French paratroopers flew to the Chad capital of Ndjamena to rescue 4,000 Westerners in the strife-torn former French colony and the U.S State Department said approximately 260 Americans have been advised to leave the country.
Meanwhile, informed sources in Paris said a cease-fire between rebel Moslem guerrillas led by Premier Hissen Habre and forces loyal to the government of President Felix Malloum appeared to be holding.
Habre's forces still appeared to hold the upper hand, and Malloum was reported to be under French protection at the airport.
A mission from Sudan, currently presiding over the Organization of African Unity, was expected in Ndjamena soon to try to negotiate a reconciliation between the two sides, the sources said.
The French Foreign Ministry reported that four French citizens, including a woman, had been killed in the fighting, which began Monday. Sources said the French citizens who died included a military adviser to Chad's army and the pilot of a DC4 airliner.
About 550 French citizens, mostly women and children, had been evacuated from Chad, to Libreville, capital of Gabon, the Foreign Ministry said.
State Department spokesman Hodding Carter III said the United States was arranging to evacuate official dependents, nonessential U.S. government personnel and any private U.S. citizens who wish to leave.
Carter added that France has offered to help in the evacuation and said about 30 Americans left Chad Thursday on the French shuttle to Libreville.
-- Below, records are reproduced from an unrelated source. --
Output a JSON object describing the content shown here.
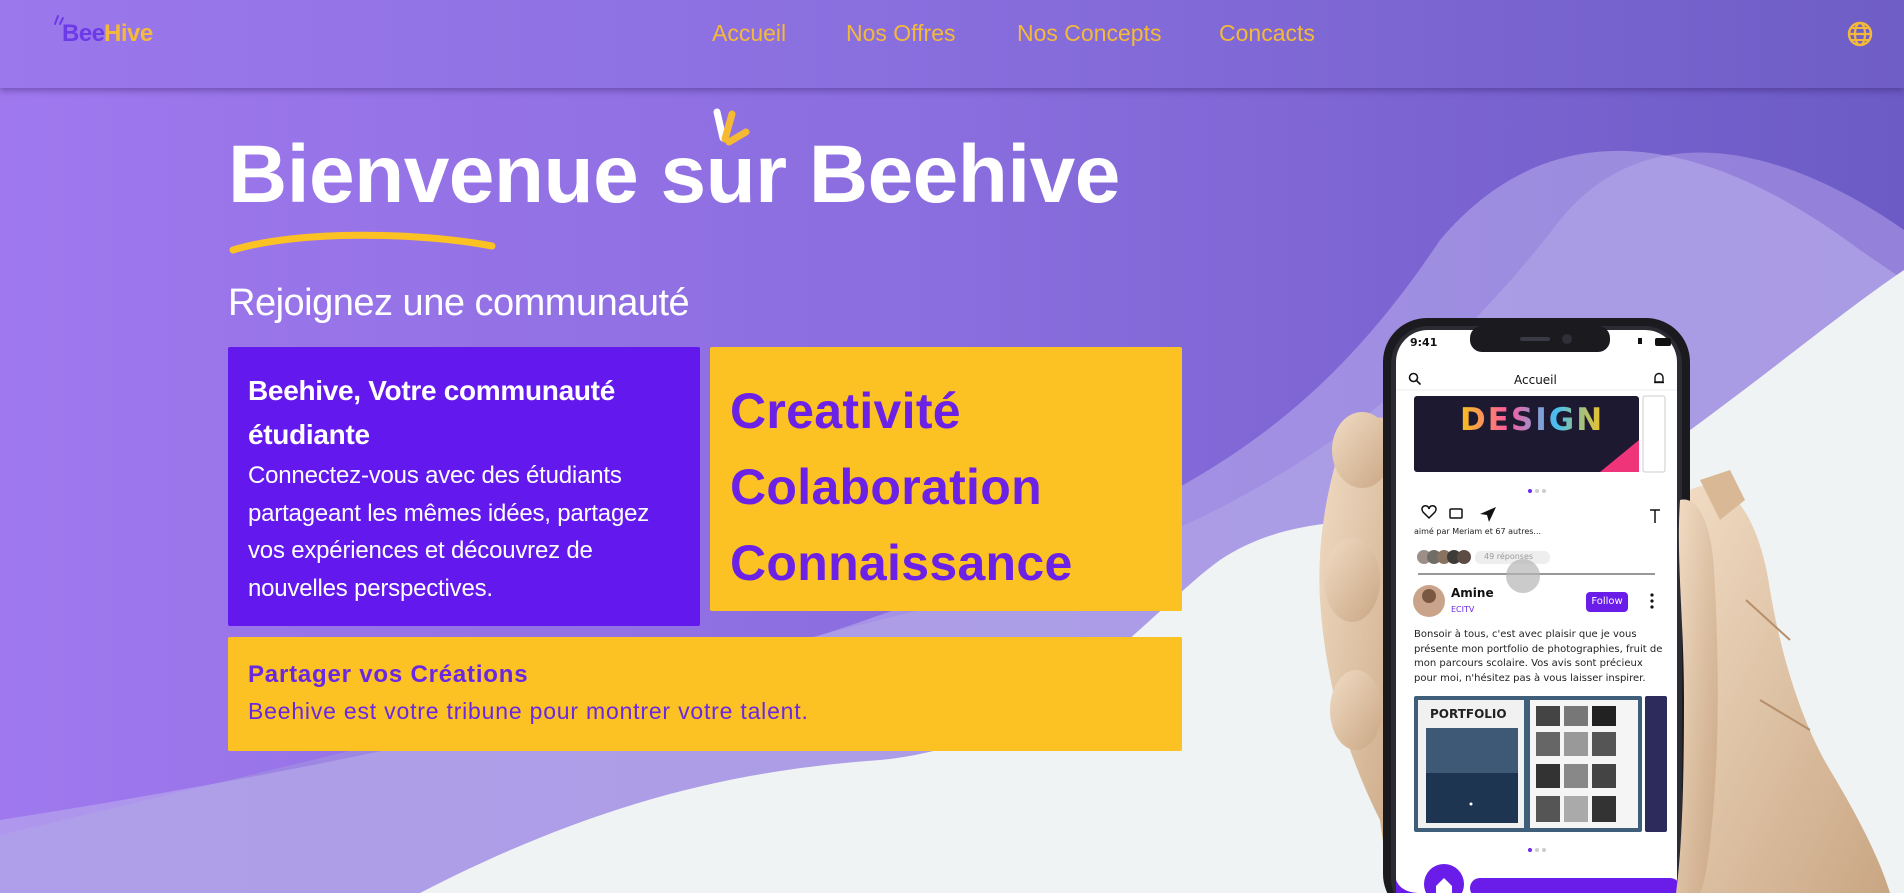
{
  "header": {
    "logo": {
      "part1": "Bee",
      "part2": "Hive"
    },
    "nav": [
      "Accueil",
      "Nos Offres",
      "Nos Concepts",
      "Concacts"
    ]
  },
  "hero": {
    "title": "Bienvenue sur Beehive",
    "subtitle": "Rejoignez une communauté"
  },
  "card_community": {
    "heading": "Beehive, Votre communauté étudiante",
    "body": "Connectez-vous avec des étudiants partageant les mêmes idées, partagez vos expériences et découvrez de nouvelles perspectives."
  },
  "card_values": [
    "Creativité",
    "Colaboration",
    "Connaissance"
  ],
  "card_share": {
    "heading": "Partager vos Créations",
    "body": "Beehive est votre tribune pour montrer votre talent."
  },
  "phone": {
    "time": "9:41",
    "screen_title": "Accueil",
    "banner_text": "DESIGN",
    "liked_by": "aimé par Meriam et 67 autres...",
    "replies": "49 réponses",
    "post_user": "Amine",
    "post_tag": "ECITV",
    "follow_label": "Follow",
    "post_text": "Bonsoir à tous, c'est avec plaisir que je vous présente mon portfolio de photographies, fruit de mon parcours scolaire. Vos avis sont précieux pour moi, n'hésitez pas à vous laisser inspirer.",
    "portfolio_label": "PORTFOLIO"
  },
  "colors": {
    "brand_purple": "#6318ee",
    "brand_yellow": "#fcc122",
    "nav_link": "#f3ba3a",
    "background_light": "#f0f3f3"
  },
  "icons": [
    "globe-icon",
    "search-icon",
    "bell-icon",
    "heart-icon",
    "comment-icon",
    "send-icon",
    "pin-icon",
    "more-icon",
    "home-icon"
  ]
}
He said Washington had received a report that one American, identified as George Henry Suhre, a pilot for the Continental Oil Co., was killed by a stray bullet during the fighting in Chad Wednesday.
In Geneva, the International Red Cross Committee announced that it transported 20 wounded persons from Abeche in eastern Chad to Ndjamena following fighting in Abeche, which reportedly was captured by rebels.
The apparent defeat of Malloum may spell the end of 20 years of French military and political support for the Christian-dominated central government. French President Valery Giscard d'Estaing said at a press conference Thursday that France now favors a restructuring of the Chad government.